HA2E0: Architectural Utopias

This module intends to provide students with a basic knowledge of the ways in which architecture (as design, planning, and ideology) became one of the delegated fields in which a social, political, or cultural idea of the future could be articulated and implemented from the age of Industrial Revolution to the present day. The module will show how the ideas of theorists and visionaries ended up influencing the form of the everyday built environment around the world. The course will start by exploring the way that rapid urbanisation and industrialisation led many to seek alternative ways of living, whether by looking towards an idealised often-rural past. The module will cover many of the most influential and radical urban theorists of the last 200 years, and will show how their ideas informed the creation of new communities around the globe. It will end by asking how useful Utopian ideas are for solving the many challenges that face urban populations today.

HA2E5: Art and Disruption 1900 - Today

This module examines how modernity has been interpreted and developed in artistic practices across the world, from the early 20th century to the present. We will explore some of the ways in which art has attempted to disrupt its environment, both formally and ideologically. Adopting a comparative approach to the diversity of artistic cultures, we will study examples of modernism and contemporary art both within and beyond the dominant 'centres' of the art world in Western Europe and North America. We will ask questions such as: how have artists imagined and engaged with cultures beyond their own? How have artists resisted cultural and political imperialism? What does it mean for art to be 'contemporary'? Why did provocation become central to art in the last century?
Watch: Dr Naomi Vogt explains more about the module

HA2F8: Latin American Art and Racial Politics

On this module you will investigate how artists and thinkers have approached the idea of race, and individual racial categories, in their attempts to uphold or subvert dominant political and cultural ideologies. Racial categories and ideas of racial mixing (or mestizaje) have taken various forms across the historical epochs and vast geographical spread of Latin America. Artistic production in Latin American nations has at times highlighted, buried, and/or obfuscated racial narratives in the service of political platforms. The module will cover artists and movements from the late colonial to the contemporary period. Over the course of the term, we will look at early representations of indigenous peoples, casta paintings that codified racial hierarchies after the Spanish conquest, nineteenth-century depictions of slave labor in Brazil and the Caribbean, Modern art by Latin Americans suffering racial stigmatization in Europe, visualizations of La raza cosmica and broader indigenismo movements, and contemporary Latinx art that deals with the neglect and erasure of Latinx culture.

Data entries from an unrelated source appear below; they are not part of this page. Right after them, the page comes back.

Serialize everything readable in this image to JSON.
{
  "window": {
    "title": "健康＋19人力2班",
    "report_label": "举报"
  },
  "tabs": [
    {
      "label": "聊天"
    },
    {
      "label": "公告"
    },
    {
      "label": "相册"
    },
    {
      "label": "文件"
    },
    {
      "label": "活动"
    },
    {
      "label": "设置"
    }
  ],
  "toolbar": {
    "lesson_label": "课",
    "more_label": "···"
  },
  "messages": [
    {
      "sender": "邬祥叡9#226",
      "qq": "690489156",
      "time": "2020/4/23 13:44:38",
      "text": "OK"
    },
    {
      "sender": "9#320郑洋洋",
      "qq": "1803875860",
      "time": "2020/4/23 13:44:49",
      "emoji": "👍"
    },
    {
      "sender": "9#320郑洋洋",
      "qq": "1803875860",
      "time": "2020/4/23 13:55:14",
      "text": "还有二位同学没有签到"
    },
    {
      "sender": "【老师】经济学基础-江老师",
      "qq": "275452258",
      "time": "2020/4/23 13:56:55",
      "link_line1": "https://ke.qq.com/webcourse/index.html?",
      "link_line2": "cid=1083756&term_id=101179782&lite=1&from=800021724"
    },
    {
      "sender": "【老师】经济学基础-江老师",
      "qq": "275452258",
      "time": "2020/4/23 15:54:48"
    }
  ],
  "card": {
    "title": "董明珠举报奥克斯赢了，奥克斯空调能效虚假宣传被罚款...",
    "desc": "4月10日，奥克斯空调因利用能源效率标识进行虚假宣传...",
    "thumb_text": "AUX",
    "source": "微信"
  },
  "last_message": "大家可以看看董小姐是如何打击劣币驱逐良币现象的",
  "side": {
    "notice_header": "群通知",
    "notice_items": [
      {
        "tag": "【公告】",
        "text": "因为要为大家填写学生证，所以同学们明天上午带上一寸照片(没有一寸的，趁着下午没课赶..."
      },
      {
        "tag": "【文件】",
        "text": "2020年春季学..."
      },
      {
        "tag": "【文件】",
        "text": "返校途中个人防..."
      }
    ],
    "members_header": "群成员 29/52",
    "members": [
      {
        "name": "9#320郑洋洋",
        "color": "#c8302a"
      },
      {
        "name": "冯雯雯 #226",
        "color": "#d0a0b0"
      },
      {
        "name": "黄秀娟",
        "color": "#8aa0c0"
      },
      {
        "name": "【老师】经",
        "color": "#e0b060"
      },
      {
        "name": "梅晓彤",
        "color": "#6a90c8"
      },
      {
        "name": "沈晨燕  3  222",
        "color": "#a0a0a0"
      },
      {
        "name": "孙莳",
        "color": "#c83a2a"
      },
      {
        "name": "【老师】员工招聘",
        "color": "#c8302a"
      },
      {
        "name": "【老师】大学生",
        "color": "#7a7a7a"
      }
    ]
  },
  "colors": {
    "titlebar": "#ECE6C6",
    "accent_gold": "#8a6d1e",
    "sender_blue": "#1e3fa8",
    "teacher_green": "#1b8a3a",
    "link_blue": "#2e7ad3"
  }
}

HA2F9: Mannerism: Art and Artistry in Sixteenth-century Europe

Mannerism defines a key historical period in European arts, bridging the Renaissance and Baroque periods, which is characterised by a shift towards an increasingly more artful, idiosyncratic approach to artistic invention and practice. The term itself, however, is controversial, as it was forged by modern critics on the basis of the Italian sixteenth-century expression maniera (‘manner’, ‘style’). The broad aim of this module is to bring to the fore a number of critical issues raised by the many-sided notion of Mannerism, provide an in-depth examination of a large body of artists and artworks (drawings, paintings, sculptures and architecture) associated with it. The module is based on student-centred seminars, and structured in such a way that students will be invited to reflect on how their understanding of the concept of Mannerism changes throughout. It focuses on how theorists and artists developed new ways of conceiving of artistic practice, by placing unprecedented emphasis on the individual’s inventiveness and talent, and taking the ideal of beauty well beyond the rules of classical art that had prevailed in the High Renaissance. The analysis of theoretical principles elaborated by Italian treatise writers such as Vasari and Lomazzo is combined with an extensive survey of artistic practices and stylistic features that spread from Italy across Europe in the sixteenth century.